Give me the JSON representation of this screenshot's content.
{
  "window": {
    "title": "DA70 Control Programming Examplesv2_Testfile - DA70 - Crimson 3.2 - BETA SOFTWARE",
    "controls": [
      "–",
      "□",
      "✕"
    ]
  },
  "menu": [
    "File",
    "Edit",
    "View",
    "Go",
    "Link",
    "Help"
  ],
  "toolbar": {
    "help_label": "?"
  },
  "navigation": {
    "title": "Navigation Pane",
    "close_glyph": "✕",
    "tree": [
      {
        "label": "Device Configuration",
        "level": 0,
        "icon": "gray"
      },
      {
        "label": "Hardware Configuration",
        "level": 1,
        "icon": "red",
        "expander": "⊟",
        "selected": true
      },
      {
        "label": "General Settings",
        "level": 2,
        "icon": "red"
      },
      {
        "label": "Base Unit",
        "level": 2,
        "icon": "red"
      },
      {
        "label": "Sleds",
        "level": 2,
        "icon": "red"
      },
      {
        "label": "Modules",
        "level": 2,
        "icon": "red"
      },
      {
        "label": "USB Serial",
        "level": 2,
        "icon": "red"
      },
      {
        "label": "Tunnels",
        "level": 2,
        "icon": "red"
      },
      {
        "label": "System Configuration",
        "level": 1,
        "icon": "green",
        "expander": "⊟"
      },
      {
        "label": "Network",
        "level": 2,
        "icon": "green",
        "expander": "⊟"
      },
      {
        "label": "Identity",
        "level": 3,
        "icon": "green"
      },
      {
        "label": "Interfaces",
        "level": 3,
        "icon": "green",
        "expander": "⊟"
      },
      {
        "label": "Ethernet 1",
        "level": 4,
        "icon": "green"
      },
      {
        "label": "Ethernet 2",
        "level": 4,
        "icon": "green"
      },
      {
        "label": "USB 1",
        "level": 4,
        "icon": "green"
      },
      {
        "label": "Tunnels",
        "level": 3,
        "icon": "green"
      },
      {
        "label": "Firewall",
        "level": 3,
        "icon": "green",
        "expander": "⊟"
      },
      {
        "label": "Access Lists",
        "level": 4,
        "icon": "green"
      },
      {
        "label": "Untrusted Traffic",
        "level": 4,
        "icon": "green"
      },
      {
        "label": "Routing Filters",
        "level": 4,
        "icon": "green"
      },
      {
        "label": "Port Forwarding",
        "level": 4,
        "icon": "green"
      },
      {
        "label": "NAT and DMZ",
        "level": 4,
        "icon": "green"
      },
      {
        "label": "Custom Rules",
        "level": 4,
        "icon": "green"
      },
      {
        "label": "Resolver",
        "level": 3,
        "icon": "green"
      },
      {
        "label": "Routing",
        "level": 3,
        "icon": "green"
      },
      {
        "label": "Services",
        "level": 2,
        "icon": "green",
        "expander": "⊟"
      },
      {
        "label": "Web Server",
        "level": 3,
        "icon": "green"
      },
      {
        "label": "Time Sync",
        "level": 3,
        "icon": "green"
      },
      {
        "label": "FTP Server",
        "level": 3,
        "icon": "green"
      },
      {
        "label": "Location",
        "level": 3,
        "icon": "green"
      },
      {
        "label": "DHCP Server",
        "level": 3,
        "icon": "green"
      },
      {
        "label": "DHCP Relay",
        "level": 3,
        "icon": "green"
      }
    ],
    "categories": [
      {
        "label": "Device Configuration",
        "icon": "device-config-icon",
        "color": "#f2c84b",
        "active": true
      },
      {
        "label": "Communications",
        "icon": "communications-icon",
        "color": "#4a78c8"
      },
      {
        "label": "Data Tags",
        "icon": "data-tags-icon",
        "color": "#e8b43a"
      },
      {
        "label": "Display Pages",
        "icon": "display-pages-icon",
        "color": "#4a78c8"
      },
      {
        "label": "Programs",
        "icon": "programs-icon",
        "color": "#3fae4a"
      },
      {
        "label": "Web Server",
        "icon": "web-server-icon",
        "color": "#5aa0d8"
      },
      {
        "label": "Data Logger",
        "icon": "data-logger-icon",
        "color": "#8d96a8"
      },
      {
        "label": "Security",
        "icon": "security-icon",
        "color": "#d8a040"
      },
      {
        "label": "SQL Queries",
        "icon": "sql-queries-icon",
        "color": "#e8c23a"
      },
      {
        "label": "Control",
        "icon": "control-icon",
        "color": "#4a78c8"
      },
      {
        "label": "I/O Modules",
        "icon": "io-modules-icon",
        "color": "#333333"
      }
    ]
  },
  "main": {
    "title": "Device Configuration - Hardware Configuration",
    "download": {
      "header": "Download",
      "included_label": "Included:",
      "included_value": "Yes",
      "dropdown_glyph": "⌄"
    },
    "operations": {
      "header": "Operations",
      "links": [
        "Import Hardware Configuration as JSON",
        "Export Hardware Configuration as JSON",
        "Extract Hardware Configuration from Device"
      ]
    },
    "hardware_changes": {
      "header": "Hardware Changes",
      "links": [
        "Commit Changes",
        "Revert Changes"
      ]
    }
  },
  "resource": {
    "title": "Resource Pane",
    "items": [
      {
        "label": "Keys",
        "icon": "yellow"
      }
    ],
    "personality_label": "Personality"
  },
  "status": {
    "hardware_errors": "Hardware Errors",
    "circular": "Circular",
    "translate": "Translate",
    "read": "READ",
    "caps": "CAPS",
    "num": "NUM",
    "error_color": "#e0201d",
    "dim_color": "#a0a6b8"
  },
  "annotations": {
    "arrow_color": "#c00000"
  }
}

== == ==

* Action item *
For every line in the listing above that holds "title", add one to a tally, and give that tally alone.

* Output of the exercise *
4